Members of Tohono O’odham Nation can trace the cultural significance of Monument Hill quite a ways back with possible references in letters written by Father Eusebio Kino, a Jesuit missionary that proselytized in the area in the late 1600s.

According to Peter Steere, the tribe’s historic preservation officer “This hill, from the information we’ve been able to gather, was used by Hia-C’ed O’odham for religious ceremonies,” “This is also a place, when the Apache were raiding out here, if the Apache warrior was killed, his body was placed on this hill.”

The Trump administration has used a little known law written after 9/11 to build his wall. The REAL ID Act of 2005 gives the federal government broad power to waive other laws that stand in the way of “national security”. Under REAL ID, the Trump administration has steamrolled over dozens of laws — including the Native American Graves Protection and Repatriation Act, the Endangered Species Act, and the Environmental Protection Act — in its frantic attempt to build the wall.

It is time America started to take a good look at herself, we have a lot to atone for.

I find strength everyday watching the uprising of our nation against these injustices. This is a time of revolution, and it is a time of evolution. We have an opportunity to rectify so many wrongs in this time of world disturbance, let us hope the road forward is begun with a step in the right direction.

I hope you liked this article, if so please clap and let me know. Thank you.

Trivial Things

My Horoscope for today: You surprise yourself with an unexpected outburst of anger. It should be perfectly obvious that you’ll no longer countenance others telling you what to do.

San Francisco weather: 63 degrees and breezy

NYSE DOW opened at: 25996

NYSE DOW one year ago: 26835

Foreign word of the day: To get some fresh air

Spanish: Ventilarse
Italian: Ventilare

OED word of the day: alembic, n. (Chemistry An early apparatus used for distilling, consisting of two connected vessels, a typically gourd-shaped cucurbit (cucurbit n.1 1) containing the substance to be distilled, and a receiver or flask in which the condensed product is collected. Occasionally also: spec. the lid or head

Days since Shelter In Place was initiated: 117

Reading: Infinite Jest by David Foster Wallace / Hand to Mouth by Linda Tirado/ Hagard Hawks and Paltry Poltroons by Paul Anthony Jones

Studying: History and Context of Russian Literature

My Black and White Picture of the Day
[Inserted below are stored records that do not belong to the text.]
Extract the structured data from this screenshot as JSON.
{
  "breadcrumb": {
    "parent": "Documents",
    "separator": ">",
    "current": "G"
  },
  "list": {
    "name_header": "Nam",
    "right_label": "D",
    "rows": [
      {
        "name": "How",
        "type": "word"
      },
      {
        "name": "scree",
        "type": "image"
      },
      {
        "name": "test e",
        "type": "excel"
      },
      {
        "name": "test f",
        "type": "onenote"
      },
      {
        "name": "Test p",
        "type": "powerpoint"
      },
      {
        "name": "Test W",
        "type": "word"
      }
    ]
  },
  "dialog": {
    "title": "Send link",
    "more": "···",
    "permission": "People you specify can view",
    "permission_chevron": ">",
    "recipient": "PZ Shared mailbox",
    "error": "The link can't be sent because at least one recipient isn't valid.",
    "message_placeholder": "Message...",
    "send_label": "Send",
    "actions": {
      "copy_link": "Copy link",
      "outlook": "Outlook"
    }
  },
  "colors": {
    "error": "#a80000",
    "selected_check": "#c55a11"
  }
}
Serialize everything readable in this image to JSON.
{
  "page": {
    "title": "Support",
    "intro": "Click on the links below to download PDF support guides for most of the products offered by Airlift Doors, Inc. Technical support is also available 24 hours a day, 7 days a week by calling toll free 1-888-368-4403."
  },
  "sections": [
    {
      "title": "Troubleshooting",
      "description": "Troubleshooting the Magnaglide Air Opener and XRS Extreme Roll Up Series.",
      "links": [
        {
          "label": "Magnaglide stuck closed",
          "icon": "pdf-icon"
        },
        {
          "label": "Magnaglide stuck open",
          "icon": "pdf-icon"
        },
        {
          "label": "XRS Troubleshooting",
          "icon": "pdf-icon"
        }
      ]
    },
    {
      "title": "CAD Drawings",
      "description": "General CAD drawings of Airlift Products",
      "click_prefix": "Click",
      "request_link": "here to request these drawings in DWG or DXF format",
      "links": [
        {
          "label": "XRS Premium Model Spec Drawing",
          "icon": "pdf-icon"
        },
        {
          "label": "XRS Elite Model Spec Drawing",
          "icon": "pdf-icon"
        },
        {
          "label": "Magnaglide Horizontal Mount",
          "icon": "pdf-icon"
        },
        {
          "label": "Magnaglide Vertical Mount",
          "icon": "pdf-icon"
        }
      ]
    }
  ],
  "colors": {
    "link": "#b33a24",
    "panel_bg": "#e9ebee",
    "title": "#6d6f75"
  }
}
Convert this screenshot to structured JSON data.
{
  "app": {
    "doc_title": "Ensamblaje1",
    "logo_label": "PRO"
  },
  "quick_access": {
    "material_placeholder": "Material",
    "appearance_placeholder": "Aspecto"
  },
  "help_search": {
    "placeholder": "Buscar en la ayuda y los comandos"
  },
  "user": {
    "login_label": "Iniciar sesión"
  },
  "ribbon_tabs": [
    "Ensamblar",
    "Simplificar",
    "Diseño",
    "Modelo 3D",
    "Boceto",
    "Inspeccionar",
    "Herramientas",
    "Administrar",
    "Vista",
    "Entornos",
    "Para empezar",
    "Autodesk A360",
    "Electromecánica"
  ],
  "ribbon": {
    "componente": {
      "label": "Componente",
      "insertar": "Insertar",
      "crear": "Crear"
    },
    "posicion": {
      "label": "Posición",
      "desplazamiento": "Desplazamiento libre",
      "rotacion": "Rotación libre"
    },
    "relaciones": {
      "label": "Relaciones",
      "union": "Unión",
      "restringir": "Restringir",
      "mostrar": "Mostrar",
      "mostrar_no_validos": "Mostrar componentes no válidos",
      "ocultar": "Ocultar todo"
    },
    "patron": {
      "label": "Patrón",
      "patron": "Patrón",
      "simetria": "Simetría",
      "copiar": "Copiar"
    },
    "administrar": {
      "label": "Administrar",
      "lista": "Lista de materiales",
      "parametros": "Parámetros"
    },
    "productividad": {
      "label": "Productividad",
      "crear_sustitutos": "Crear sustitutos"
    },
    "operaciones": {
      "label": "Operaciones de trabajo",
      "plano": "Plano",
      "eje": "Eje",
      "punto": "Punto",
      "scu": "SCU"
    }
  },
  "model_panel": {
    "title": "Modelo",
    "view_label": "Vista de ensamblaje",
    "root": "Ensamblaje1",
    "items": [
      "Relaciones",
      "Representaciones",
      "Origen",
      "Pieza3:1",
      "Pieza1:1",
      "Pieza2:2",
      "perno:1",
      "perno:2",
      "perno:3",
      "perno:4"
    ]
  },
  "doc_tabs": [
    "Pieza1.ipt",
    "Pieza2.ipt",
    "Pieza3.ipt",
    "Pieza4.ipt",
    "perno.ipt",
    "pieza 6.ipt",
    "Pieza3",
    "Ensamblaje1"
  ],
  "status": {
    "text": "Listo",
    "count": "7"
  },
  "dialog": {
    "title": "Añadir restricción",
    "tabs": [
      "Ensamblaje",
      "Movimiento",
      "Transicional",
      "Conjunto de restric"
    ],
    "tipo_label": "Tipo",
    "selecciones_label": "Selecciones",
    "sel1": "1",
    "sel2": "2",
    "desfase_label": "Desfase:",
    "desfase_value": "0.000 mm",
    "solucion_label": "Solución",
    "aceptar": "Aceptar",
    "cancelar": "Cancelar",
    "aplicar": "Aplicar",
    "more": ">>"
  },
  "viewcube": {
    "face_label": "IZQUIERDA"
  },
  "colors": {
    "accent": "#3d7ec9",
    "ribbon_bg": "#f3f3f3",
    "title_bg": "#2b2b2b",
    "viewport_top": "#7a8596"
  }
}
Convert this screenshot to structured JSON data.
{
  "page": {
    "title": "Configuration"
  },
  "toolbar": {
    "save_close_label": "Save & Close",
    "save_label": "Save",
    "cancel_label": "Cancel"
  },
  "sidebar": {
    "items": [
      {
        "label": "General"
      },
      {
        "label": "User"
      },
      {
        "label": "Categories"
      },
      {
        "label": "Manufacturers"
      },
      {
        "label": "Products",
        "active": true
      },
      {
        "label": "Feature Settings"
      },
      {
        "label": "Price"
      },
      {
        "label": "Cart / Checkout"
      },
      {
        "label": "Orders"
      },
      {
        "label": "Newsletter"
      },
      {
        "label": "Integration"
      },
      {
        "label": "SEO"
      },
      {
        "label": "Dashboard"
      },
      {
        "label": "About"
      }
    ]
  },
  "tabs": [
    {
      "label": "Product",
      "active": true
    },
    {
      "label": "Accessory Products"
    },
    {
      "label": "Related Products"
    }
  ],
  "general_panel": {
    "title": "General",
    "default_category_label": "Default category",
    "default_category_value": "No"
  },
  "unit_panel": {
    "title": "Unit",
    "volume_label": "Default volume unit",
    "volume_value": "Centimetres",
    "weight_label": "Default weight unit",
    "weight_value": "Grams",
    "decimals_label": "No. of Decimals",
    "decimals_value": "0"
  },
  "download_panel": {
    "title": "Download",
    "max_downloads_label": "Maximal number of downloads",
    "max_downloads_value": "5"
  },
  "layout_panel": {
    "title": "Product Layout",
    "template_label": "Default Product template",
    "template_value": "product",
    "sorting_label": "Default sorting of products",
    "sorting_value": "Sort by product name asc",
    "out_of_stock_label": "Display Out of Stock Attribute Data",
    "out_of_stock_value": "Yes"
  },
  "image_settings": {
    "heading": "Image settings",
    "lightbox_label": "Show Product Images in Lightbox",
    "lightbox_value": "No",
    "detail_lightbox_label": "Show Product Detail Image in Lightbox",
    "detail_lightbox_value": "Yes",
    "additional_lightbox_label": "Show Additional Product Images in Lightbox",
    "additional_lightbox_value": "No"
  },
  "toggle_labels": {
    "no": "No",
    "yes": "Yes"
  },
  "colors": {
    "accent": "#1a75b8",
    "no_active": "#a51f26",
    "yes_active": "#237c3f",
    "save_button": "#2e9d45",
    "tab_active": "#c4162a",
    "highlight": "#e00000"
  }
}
Something Silly from the Internet:



Cindy Casey

My travel blog www.PassportandBaggage.com and my www.ArtandArchitecture-sf.com blog are quiet due to the Pandemic. I need to write, so here I go.